- Start date: 1 February 2021
- End date: 30 September 2022
- Funder: AHRC
- Primary investigator: Professor Paul Cooke
- Co-investigators: Dr Lou Harvey
- External co-investigators: Professor Shakila Dada
Partners and collaborators
University of Pretoria, Hope and Homes for Children, Thrive, DeafKidz International
Children and young people are directly affected by systemic issues, yet they are too often absent in the processes of decision-making and planning for the societies they will ultimately inherit. Vulnerable children are frequently excluded from decisions about their lives. This includes decisions about their care, all too often being separated from their family without fully understanding why, or without being given a chance to express their opinions. This is particularly true for children with disabilities, including those that are deaf who lack access to communication in their mode of choice – sign language or sign supported spoken language.
The Youth Accountability and Deaf Inclusion in South Africa (YADIS) project, developed by The University of Leeds, University of Pretoria, Hope and Homes for Children, One Child One Family HHCSA , DeafKidz International and Thrive, created an inclusive youth leadership programme for vulnerable children in Ekurhuleni, South Africa so that they may claim a greater voice within their communities in order to guide and support service delivery through accountability.
YADIS combined community development, arts-based leadership and participatory filmmaking, inclusive communication, knowledge exchange and advocacy for youth accountability and inclusion, with a focus on ensuring the inclusion of deaf children in a partnership that positively fostered the integration of deaf and hearing. A complementary scoping review of the literature on youth engagement, accountability, disability and care by the Centre for Augmentative and Alternative Communication at the University of Pretoria contextualised and enhanced the leadership programme.
The Centre also evaluated the programme in Ekurhuleni in order to guide policy on the development of structures and supports for inclusion of vulnerable children in South Africa in the planning and implementation of processes which impact their lives.
The project developed and delivered around 40 workshops to deaf and hearing young people, including a number of community showcasing events to engage the relevant local groups with the issues the young people wished to raise awareness of.
The project created 40 'grass roots comics'. These are one page comics that can be pasted up in the community in order to generate local debate on relevant issues.
In this project they were also used as the starting point for the producion of 3 youth-led films, which were similarly used to raise awareness of key issues affecting the young people involved.
The project was designed to achieve non-academic impact at 3 levels.

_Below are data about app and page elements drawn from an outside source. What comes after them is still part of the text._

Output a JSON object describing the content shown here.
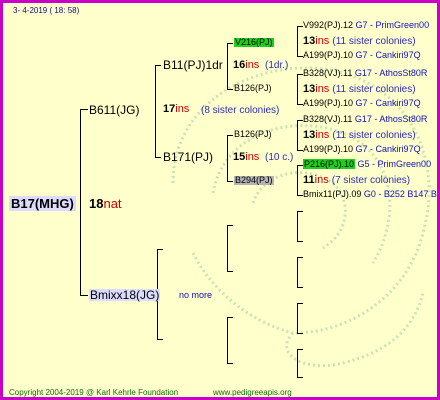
{
  "header": {
    "date": "3-  4-2019  ( 18:  58)"
  },
  "root": {
    "name": "B17(MHG)",
    "num": "18",
    "origin": "nat"
  },
  "gen1": {
    "mother": {
      "name": "B611(JG)",
      "count": "17",
      "ins": "ins",
      "sisters": "(8 sister colonies)"
    },
    "father": {
      "name": "Bmixx18(JG)",
      "note": "no more"
    }
  },
  "gen2": {
    "a": {
      "name": "B11(PJ)1dr",
      "count": "16",
      "ins": "ins",
      "sisters": "(1dr.)"
    },
    "b": {
      "name": "B171(PJ)",
      "count": "15",
      "ins": "ins",
      "sisters": "(10 c.)"
    }
  },
  "gen3": [
    "V216(PJ)",
    "B126(PJ)",
    "B126(PJ)",
    "B294(PJ)"
  ],
  "gen4": {
    "b1": {
      "top": "V992(PJ).12",
      "top_right": "G7 - PrimGreen00",
      "count": "13",
      "ins": "ins",
      "sisters": "(11 sister colonies)",
      "bot": "A199(PJ).10",
      "bot_right": "G7 - Cankiri97Q"
    },
    "b2": {
      "top": "B328(VJ).11",
      "top_right": "G17 - AthosSt80R",
      "count": "13",
      "ins": "ins",
      "sisters": "(11 sister colonies)",
      "bot": "A199(PJ).10",
      "bot_right": "G7 - Cankiri97Q"
    },
    "b3": {
      "top": "B328(VJ).11",
      "top_right": "G17 - AthosSt80R",
      "count": "13",
      "ins": "ins",
      "sisters": "(11 sister colonies)",
      "bot": "A199(PJ).10",
      "bot_right": "G7 - Cankiri97Q"
    },
    "b4": {
      "top": "P216(PJ).10",
      "top_right": "G5 - PrimGreen00",
      "count": "11",
      "ins": "ins",
      "sisters": "(7 sister colonies)",
      "bot": "Bmix11(PJ).09",
      "bot_right": "G0 - B252 B147 B"
    }
  },
  "footer": {
    "copyright": "Copyright 2004-2019 @ Karl Kehrle Foundation",
    "website": "www.pedigreeapis.org"
  },
  "colors": {
    "border": "#c800c8",
    "background": "#ffffcc",
    "highlight_green": "#1ad21a",
    "ins_red": "#cc0000",
    "footer_green": "#0b6f0b"
  }
}
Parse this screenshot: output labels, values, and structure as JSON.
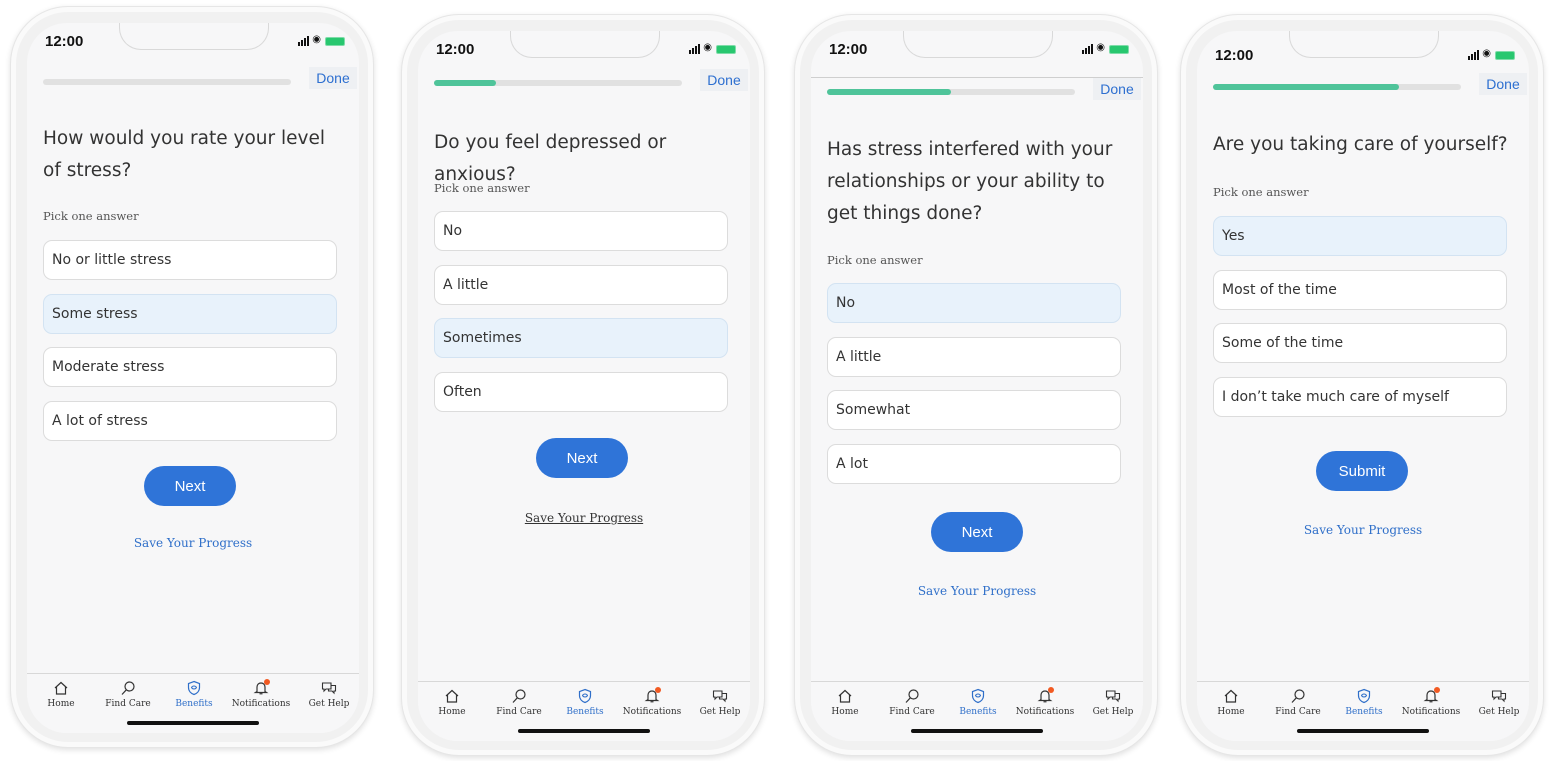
{
  "screens": [
    {
      "time": "12:00",
      "done_label": "Done",
      "progress": 0,
      "question": "How would you rate your level of stress?",
      "instruction": "Pick one answer",
      "answers": [
        "No or little stress",
        "Some stress",
        "Moderate stress",
        "A lot of stress"
      ],
      "selected_answer": "Some stress",
      "cta_label": "Next",
      "save_label": "Save Your Progress"
    },
    {
      "time": "12:00",
      "done_label": "Done",
      "progress": 0.25,
      "question": "Do you feel depressed or anxious?",
      "instruction": "Pick one answer",
      "answers": [
        "No",
        "A little",
        "Sometimes",
        "Often"
      ],
      "selected_answer": "Sometimes",
      "cta_label": "Next",
      "save_label": "Save Your Progress"
    },
    {
      "time": "12:00",
      "done_label": "Done",
      "progress": 0.5,
      "question": "Has stress interfered with your relationships or your ability to get things done?",
      "instruction": "Pick one answer",
      "answers": [
        "No",
        "A little",
        "Somewhat",
        "A lot"
      ],
      "selected_answer": "No",
      "cta_label": "Next",
      "save_label": "Save Your Progress"
    },
    {
      "time": "12:00",
      "done_label": "Done",
      "progress": 0.75,
      "question": "Are you taking care of yourself?",
      "instruction": "Pick one answer",
      "answers": [
        "Yes",
        "Most of the time",
        "Some of the time",
        "I don’t take much care of myself"
      ],
      "selected_answer": "Yes",
      "cta_label": "Submit",
      "save_label": "Save Your Progress"
    }
  ],
  "tabbar": {
    "active": "Benefits",
    "items": [
      {
        "label": "Home",
        "icon": "home-icon"
      },
      {
        "label": "Find Care",
        "icon": "search-icon"
      },
      {
        "label": "Benefits",
        "icon": "shield-icon"
      },
      {
        "label": "Notifications",
        "icon": "bell-icon"
      },
      {
        "label": "Get Help",
        "icon": "chat-icon"
      }
    ]
  },
  "colors": {
    "accent": "#2f74d8",
    "progress": "#4fc49a",
    "selected_bg": "#e8f2fb",
    "notification_dot": "#f25a22"
  }
}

1) In post-project evaluation surveys it is clear that the project helped the young people involved to grow in confidence. Particularly noticable amongst the deaf participants was their feeling that the project had helped them develop a stronger sense of self-reliance.
2) The project was designed to support the strategic objectives of all the organisations involved. For Hope and Homes for Children, for example, the project was designed to support their multi-agency, locally embedded, approach to youth support. The project provided models for this, helping to generate innovative approaches to strengthening childcare systems.
3) At policy level, the project provided a forum for young people to speak directly, and in their own words, to regional policy makers. In an event in Johannesburg in September 2022, project participants set out their manifesto for childcare reform to the Deputy Minister for Social Development. This has informed a series of further meetings between the DSD and HHC. The project also informed HHC's engagement with the Commonwealth Heads of Government Meeting in Rwanda in 2022, helping to shape the Kigali Declaration on Childcare reform.